DJ shoots 64 to surge up leaderboard in Abu Dhabi
Dustin Johnson stood out among a star-studded three-ball that combined to shoot 18 under par with just one bogey Friday at the Abu Dhabi HSBC Championship.
Shaking off a sloppy first round at Abu Dhabi Golf Club, Johnson matched the low round of the day with a 64 that put him within four shots of Thomas Pieters’ lead.
“I did everything really well,” Johnson said. “It was a pretty easy 64.”
Johnson made four bogeys during an even-par 72 on Thursday and needed a solid round Friday to make the cut. Before long, he was closer to the lead than the cut line, making birdie on three of the last four holes and setting the pace in a group that also included good rounds from Rory McIlroy (66) and Tommy Fleetwood (68).
“Everyone was hitting good shots,” McIlroy said. “That’s all we were seeing, and it’s nice when you play in a group like that. You feed off one another.”
Coming off a blowout victory at Kapalua, Johnson is searching for his first regular European Tour title. He tied for second at this event a year ago.
Johnson’s second-round 64 equaled the low round of the day (Jorge Campillo and Branden Grace).
“It was just really solid all day long,” Johnson said. “Hit a lot of great shots, had a lot of looks at birdies, which is what I need to do over the next two days if I want to have a chance to win on Sunday.”
Closing eagle moves Rory within 3 in Abu Dhabi
What rust? Rory McIlroy appears to be in midseason form.
Playing competitively for the first time since Oct. 8, McIlroy completed 36 holes without a bogey Friday, closing with an eagle to shoot 6-under 66 to sit just three shots back at the Abu Dhabi HSBC Championship.
“I’m right in the mix after two days and I’m really happy in that position,” he told reporters afterward.
McIlroy took a 3 ½-month break to heal his body, clear his mind and work on his game after his first winless year since 2008, his first full season as a pro.
He's back on track at a familiar playground, Abu Dhabi Golf Club, where he’s racked up eight top-11s (including six top-3s) in his past nine starts there.
McIlroy opened with a 69 Thursday, then gave himself even more chances on Day 2, cruising along at 4 under for the day when he reached the par-5 closing hole.
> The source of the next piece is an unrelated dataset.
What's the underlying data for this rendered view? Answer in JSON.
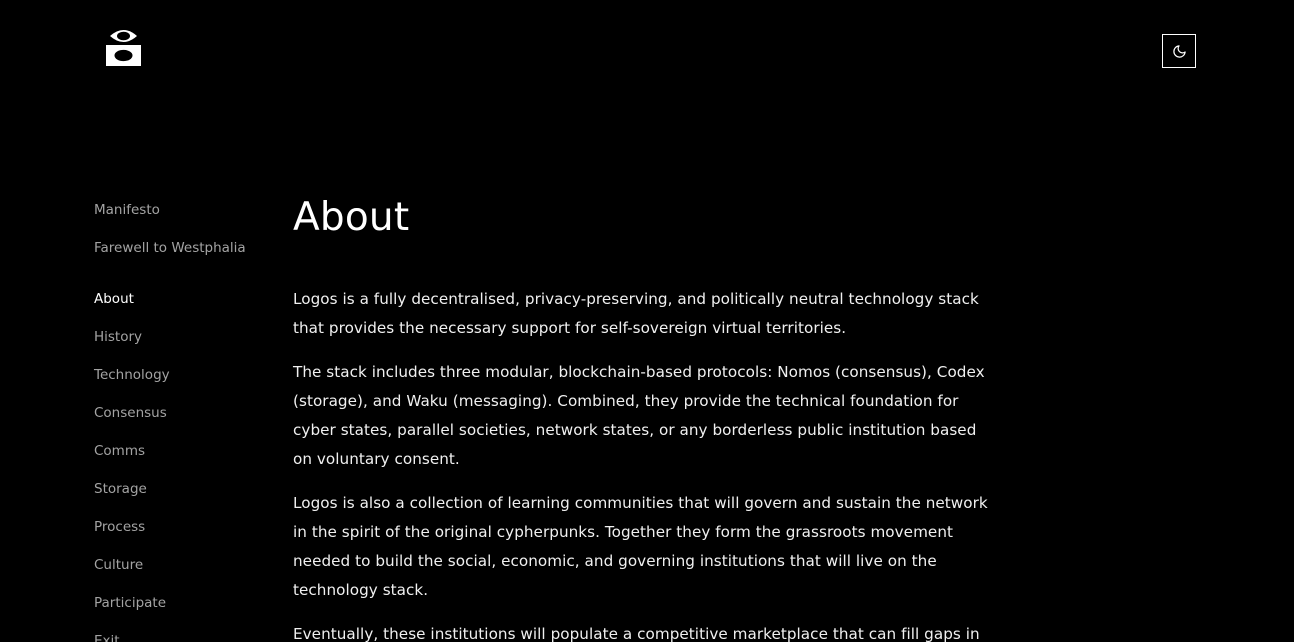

After launching a 249-yard long iron to 25 feet, he poured in the eagle putt to pull within three shots of Thomas Pieters (65).
Despite the layoff, McIlroy edged world No. 1 Dustin Johnson, coming off a blowout victory at Kapalua, by a shot over the first two rounds.
“DJ is definitely the No. 1 player in the world right now, and one of, if not the best, driver of the golf ball," McIlroy said. "To be up there with him over these first two days, it proves to me that I’m doing the right things and gives me a lot of confidence going forward.”
Duke to fill in for injured Pavin at CareerBuilder
Ken Duke will fill in for Corey Pavin for the next two rounds of the CareerBuilder Challenge – with nothing at stake but his amateur partner’s position on the leaderboard.
Pavin was 4 over par when he withdrew after 17 holes Thursday because of a neck injury. Tournament officials contacted Duke, the first alternate, and asked if he would take Pavin’s spot and partner with Luis Lopez for the next two rounds, even though he would not receive any official money.
Duke accepted and explained his decision on Twitter:
Filling in tomorrow for Corey Pavin that WD today @cbgolfchallenge I do things like this a lot to help events and asking for sponsors exemptions here but didn't get any help.— Ken Duke (@DukePGA) January 18, 2018
Playing on past champion’s status, the 48-year-old Duke has made only four starts this season, with a best finish of a tie for 61st at the RSM Classic.
Pavin received a sponsor exemption into the event, his first PGA Tour start since the 2015 Colonial.